Question: Are high taxes comparable to slavery? On Facebook, some friends suggest that America is becoming more like Nazi Germany. Others share images comparing Americans workers to slaves picking cotton in the antebellum south due to our ever-higher taxes. I think these comparisons go way too far: Americans are still some of the freest people the world has ever known. No doubt, our freedom is being chipped away, but are we really like slaves?
Subjects Discussed: * What "bleeding heart libertarianism" (BHL)-- or rawlsekianism, liberaltarianism, new libertarianism – is * why BHL matters * What's new about BHL, as a form of libertarianism * The meaning of "social justice" * The seeming incompatibility of libertarianism and social justice * Why BHLs want to reconcile libertarianism and social justice * How BHLs attempt to reconcile libertarianism and social justice: Friedrich Hayek * Hayek's views * Hayek + Rawls = BHL * BHL verus altruistic defenses of libertarianism * The moral assessment of BHL * The need to develop a better defense of a win-win world * How to talk about how capitalism helps the poor: benefits versus goals * The success of BHL * The potential effect of BHL on American politics * Silver linings and take-home points * Rawls' conception of justice.
Question: Should the government intervene when widespread racism makes life impossible for some people? Given that the effect of strictly respecting the rights of private property owners in the South was that blacks could not find accommodations, health care, transportation, food, and other basic necessities of life, shouldn't the government have intervened? Didn't civil rights legislation help eliminate racism – and wasn't that a good thing – even if that meant violating the right to property of racists?
Question: Do right-to-work laws violate or protect rights? Some states are attempting to pass "right to work" laws, despite massive union opposition. Under such laws, employers cannot require employees to be a member of a union – as often happens due to federal law. These laws aim to empower employees against unwelcome unions. Are these laws legitimate – perhaps as defense against unjust federal law or a step toward freedom of contract?
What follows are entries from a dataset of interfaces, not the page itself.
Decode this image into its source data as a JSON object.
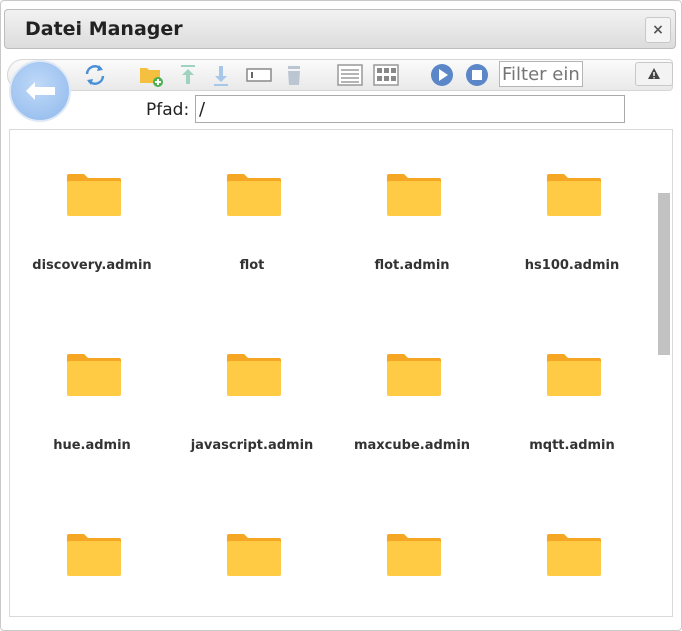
{
  "window": {
    "title": "Datei Manager",
    "close_label": "×"
  },
  "toolbar": {
    "filter_placeholder": "Filter ein",
    "icons": [
      "back-arrow-icon",
      "refresh-icon",
      "new-folder-icon",
      "upload-icon",
      "download-icon",
      "rename-icon",
      "delete-icon",
      "list-view-icon",
      "tile-view-icon",
      "play-icon",
      "stop-icon",
      "warning-icon"
    ]
  },
  "path": {
    "label": "Pfad:",
    "value": "/"
  },
  "colors": {
    "folder_body": "#ffca44",
    "folder_tab": "#f5a623",
    "accent": "#8fb8ec"
  },
  "items": [
    {
      "name": "discovery.admin"
    },
    {
      "name": "flot"
    },
    {
      "name": "flot.admin"
    },
    {
      "name": "hs100.admin"
    },
    {
      "name": "hue.admin"
    },
    {
      "name": "javascript.admin"
    },
    {
      "name": "maxcube.admin"
    },
    {
      "name": "mqtt.admin"
    },
    {
      "name": ""
    },
    {
      "name": ""
    },
    {
      "name": ""
    },
    {
      "name": ""
    }
  ]
}
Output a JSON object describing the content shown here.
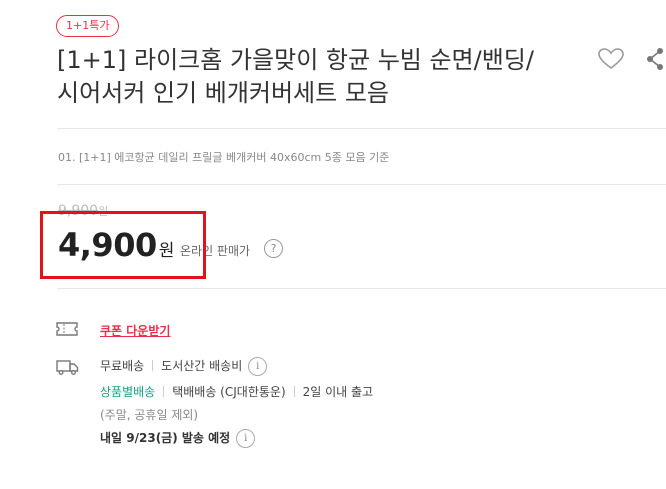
{
  "product": {
    "badge": "1+1특가",
    "title_line1": "[1+1] 라이크홈 가을맞이 항균 누빔 순면/밴딩/",
    "title_line2": "시어서커 인기 베개커버세트 모음",
    "option_text": "01. [1+1] 에코항균 데일리 프릴글 베개커버 40x60cm 5종 모음 기준"
  },
  "price": {
    "original": "9,900",
    "original_unit": "원",
    "sale": "4,900",
    "sale_unit": "원",
    "online_label": "온라인 판매가",
    "help_icon": "?"
  },
  "coupon": {
    "label": "쿠폰 다운받기",
    "icon": "ticket-icon"
  },
  "shipping": {
    "icon": "truck-icon",
    "free": "무료배송",
    "remote_fee": "도서산간 배송비",
    "by_product": "상품별배송",
    "courier": "택배배송 (CJ대한통운)",
    "lead_time": "2일 이내 출고",
    "note": "(주말, 공휴일 제외)",
    "dispatch": "내일 9/23(금) 발송 예정",
    "info_icon": "i"
  },
  "colors": {
    "accent_red": "#e8304a",
    "highlight_box": "#e3111c",
    "green": "#16a085"
  }
}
Or are they indefensible because they violate the rights of employers to dictate the terms of employment?
Subjects Discussed: * What tort law is, compared with criminal, contract, and property law * Intentional versus accidental torts * Crimes and torts * The negligence standard versus strict liability in torts * Standards for torts in American history * Good Samaritan laws and torts: affirmative duties * Special cases of duties to rescue * Free speech and torts: defamation, invasion of privacy, and intentional infliction of emotional distress * Proposals for tort reform * Torts and legal precedents in property law * Law and philosophy.
Question: Is chivalry virtuous? In the Aurora Masacre, three men died in the process of physically shielding their girlfriends from the gunfire. Is that kind of sacrifice noble? More generally, does chivalry have any place in an ethic of rational egoism?
Subjects Discussed: * The nature of work, energy, and power * The purpose of the energy industry * The history of the energy industry and its benefits * The moral evaluation of the energy industry * How to think about "the environment" * Pollution versus rights * The power of morality in thinking about environmental concerns * Natural versus unnatural * The law of pollution, including respecting context * Why the energy industry doesn't defend itself – and how it should defend itself * How the US should have dealt with nationalization of oil wells in foreign countries * About CIP, including the upcoming debate and how to support CIP.
Subjects Discussed: * Evaluating the past * What life was like in early America * Cultural changes in America, including for women and marriage * Federal versus state and local governments now and then * The 14th Amendment * Improvements in the law, including marriage law, morality regulations and cultural mores, blasphemy law, and obscenity law * The American north versus south * Andrew Jackson's duel * The caning of Charles Sumner * Today's Republicans and Democrats * The value (or lack thereof) of voting.